  • Howz 1

    We are in a global competitive market place where corporations have no loyality to one country or another, only the share holders. A good example is Halaburton that made upwards of 6 billion a year from the Iraq war( Cheney’s company)but decided they could avoid paying any of that in taxes to the USA, and promply after the end of Bush2 jumped ship for Dubai. So a larger question emerges as to what loyalty we should show them. We can’t just lower the rate as another gimmie to the 1%, they have enough. We have to tie it to the creation of more good jobs here. We also need to create a punishment for any company like Cisco, which is now an Irish company,and say choses not to return after we lower the rate because the Irish one is still lower. I think it is more sellable if we say that we will tax every job that a former American company relocates out of the country from that companies profits here, and tax them on their assets here even though the company might have corporate offices somewhere else. If they refuse to pay ask them to remove their entire operation from the US. For example if Cisco was forced to pull out all operations, than other companies would immediately fill the void and employment would stay the same.
    Then I think it would create more bi partisan buy in.
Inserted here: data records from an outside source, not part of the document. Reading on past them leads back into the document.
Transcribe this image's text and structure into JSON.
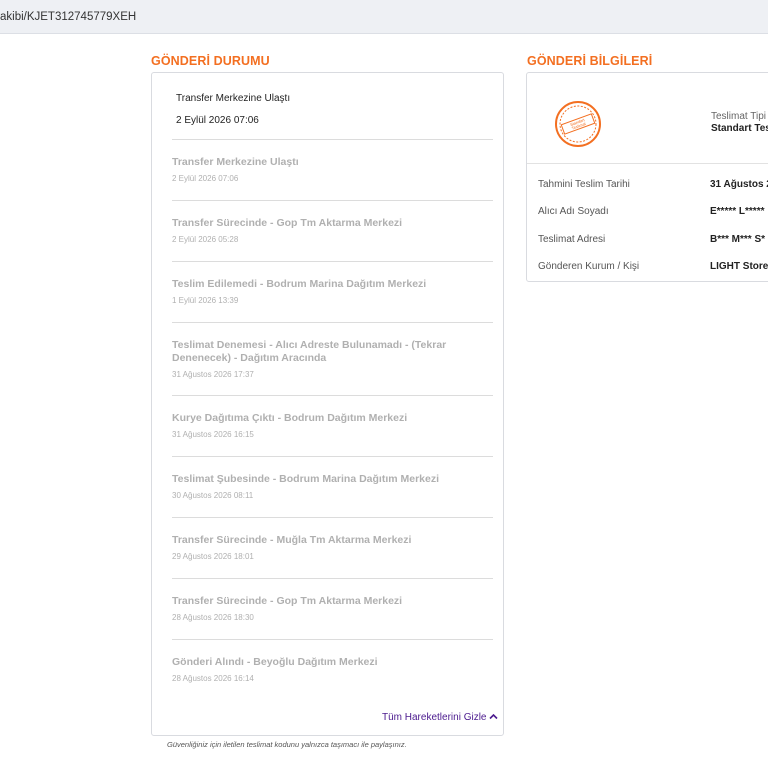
{
  "url": {
    "text": "akibi/KJET312745779XEH"
  },
  "status": {
    "title": "GÖNDERİ DURUMU",
    "current": {
      "title": "Transfer Merkezine Ulaştı",
      "date": "2 Eylül 2026 07:06"
    },
    "events": [
      {
        "title": "Transfer Merkezine Ulaştı",
        "date": "2 Eylül 2026 07:06"
      },
      {
        "title": "Transfer Sürecinde - Gop Tm Aktarma Merkezi",
        "date": "2 Eylül 2026 05:28"
      },
      {
        "title": "Teslim Edilemedi - Bodrum Marina Dağıtım Merkezi",
        "date": "1 Eylül 2026 13:39"
      },
      {
        "title": "Teslimat Denemesi - Alıcı Adreste Bulunamadı - (Tekrar Denenecek) - Dağıtım Aracında",
        "date": "31 Ağustos 2026 17:37"
      },
      {
        "title": "Kurye Dağıtıma Çıktı - Bodrum Dağıtım Merkezi",
        "date": "31 Ağustos 2026 16:15"
      },
      {
        "title": "Teslimat Şubesinde - Bodrum Marina Dağıtım Merkezi",
        "date": "30 Ağustos 2026 08:11"
      },
      {
        "title": "Transfer Sürecinde - Muğla Tm Aktarma Merkezi",
        "date": "29 Ağustos 2026 18:01"
      },
      {
        "title": "Transfer Sürecinde - Gop Tm Aktarma Merkezi",
        "date": "28 Ağustos 2026 18:30"
      },
      {
        "title": "Gönderi Alındı - Beyoğlu Dağıtım Merkezi",
        "date": "28 Ağustos 2026 16:14"
      }
    ],
    "toggle_label": "Tüm Hareketlerini Gizle",
    "toggle_icon": "chevron-up-icon",
    "disclaimer": "Güvenliğiniz için iletilen teslimat kodunu yalnızca taşımacı ile paylaşınız."
  },
  "info": {
    "title": "GÖNDERİ BİLGİLERİ",
    "stamp_text": "Standart Teslimat",
    "delivery_type_label": "Teslimat Tipi",
    "delivery_type_value": "Standart Tes",
    "rows": [
      {
        "label": "Tahmini Teslim Tarihi",
        "value": "31 Ağustos 2"
      },
      {
        "label": "Alıcı Adı Soyadı",
        "value": "E***** L*****"
      },
      {
        "label": "Teslimat Adresi",
        "value": "B*** M*** S*"
      },
      {
        "label": "Gönderen Kurum / Kişi",
        "value": "LIGHT Store"
      }
    ]
  },
  "colors": {
    "accent": "#f36f21",
    "link": "#4b1a8e",
    "muted_text": "#b0b0b0"
  }
}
  • concernedusa7

    Thanks David for some enlightenment, if only we could enlighten the REPUBLICAN 29%!